DRONES & WARCult of the Drone: At the 2-Year Mark, UAVs Have Changed the Face of War in Ukraine – but Not Outcomes

By Paul Lushenko

Published 19 February 2024

Unmanned aerial vehicles, or drones, have been central to the war in Ukraine. Some analysts claim that drones have reshaped war, yielding not just tactical-level effects, but shaping operational and strategic outcomes as well. Mounting evidence, however, suggests that drones have delivered some tactical and operational successes for both Ukraine and Russia. Yet they are strategically ineffective.

Unmanned aerial vehicles, or drones, have been central to the war in Ukraine. Some analysts claim that drones have reshaped war, yielding not just tactical-level effects, but shaping operational and strategic outcomes as well.
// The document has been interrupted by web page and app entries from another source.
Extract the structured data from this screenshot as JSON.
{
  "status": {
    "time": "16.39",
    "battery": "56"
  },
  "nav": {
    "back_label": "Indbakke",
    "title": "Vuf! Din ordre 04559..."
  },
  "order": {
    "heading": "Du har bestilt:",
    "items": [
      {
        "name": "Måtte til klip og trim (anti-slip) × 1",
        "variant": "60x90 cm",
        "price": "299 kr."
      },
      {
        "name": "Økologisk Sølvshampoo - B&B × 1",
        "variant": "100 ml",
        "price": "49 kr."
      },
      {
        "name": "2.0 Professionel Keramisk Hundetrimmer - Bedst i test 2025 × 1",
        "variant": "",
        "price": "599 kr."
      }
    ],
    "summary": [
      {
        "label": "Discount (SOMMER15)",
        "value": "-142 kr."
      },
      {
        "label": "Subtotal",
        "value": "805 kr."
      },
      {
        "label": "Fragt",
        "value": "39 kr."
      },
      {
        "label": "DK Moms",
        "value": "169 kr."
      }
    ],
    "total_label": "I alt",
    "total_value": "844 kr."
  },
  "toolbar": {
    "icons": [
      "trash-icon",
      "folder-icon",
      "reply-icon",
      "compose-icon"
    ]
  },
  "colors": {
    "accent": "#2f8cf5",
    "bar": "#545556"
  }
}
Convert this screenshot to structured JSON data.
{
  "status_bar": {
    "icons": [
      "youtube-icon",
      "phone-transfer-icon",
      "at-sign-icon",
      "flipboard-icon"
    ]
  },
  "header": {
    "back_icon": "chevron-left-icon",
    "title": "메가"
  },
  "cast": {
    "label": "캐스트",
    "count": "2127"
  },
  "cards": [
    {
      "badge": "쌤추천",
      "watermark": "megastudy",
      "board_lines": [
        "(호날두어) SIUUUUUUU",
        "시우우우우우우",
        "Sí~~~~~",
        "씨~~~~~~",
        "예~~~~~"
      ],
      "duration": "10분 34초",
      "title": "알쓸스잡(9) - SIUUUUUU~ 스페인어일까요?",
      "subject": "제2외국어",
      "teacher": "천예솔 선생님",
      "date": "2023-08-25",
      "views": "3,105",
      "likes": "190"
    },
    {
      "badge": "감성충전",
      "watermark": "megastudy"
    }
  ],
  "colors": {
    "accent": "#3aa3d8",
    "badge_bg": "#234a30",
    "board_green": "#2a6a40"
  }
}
It’s important to distinguish between these different levels of war. The tactical level of war refers to battlefield actions, such as patrols or raids. The operational level of war characterizes a military’s synchronization of tactical actions to achieve broader military objectives, such as destroying components of an adversary’s army. The strategic level of war relates to the way these military objectives combine to secure political aims, especially ending a war.

In the war in Ukraine, what have drones accomplished at these three levels?

Mounting evidence, including my own research as a military scholar who studies drone warfare, suggests that drones have delivered some tactical and operational successes for both Ukraine and Russia. Yet they are strategically ineffective. Despite its increasing use of drones, Ukraine has not dislodged Russia from the Donbas region, and Russia has not broken Ukraine’s will to resist.

Drone Warfare in Ukraine
The drone war in Ukraine is evolving in ways that differ from how other countries, especially the United States, use UAVs.

First, the U.S. uses drones globally, and often in conflict zones that are not recognized by the United Nations or do not have U.S. troops on the ground. Unlike this pattern of “over-the-horizon” strikes, Ukraine and Russia use drones during an internationally recognized conflict that is bounded by their borders.

Second, the U.S. operates armed and networked drones, such as the Reaper, the world’s most advanced drone. Ukraine and Russia have adopted a broader scope of low- and mid-tier drones.

Ukraine’s “army of drones” consists of cheaper and easily weaponized drones, such as the Chinese-manufactured DJI. Ukraine has also operated Turkish-manufactured TB-2 Bayraktar drones – the “Toyota Corolla” of drones. U.K.-based defense and security think tank Royal United Services Institute estimated that Ukraine loses 10,000 drones monthly and within a year will have more drones than soldiers, implying it will acquire over 2 million drones. To manage these capabilities, Ukraine recently established a new branch of the armed forces: the Unmanned Systems Forces.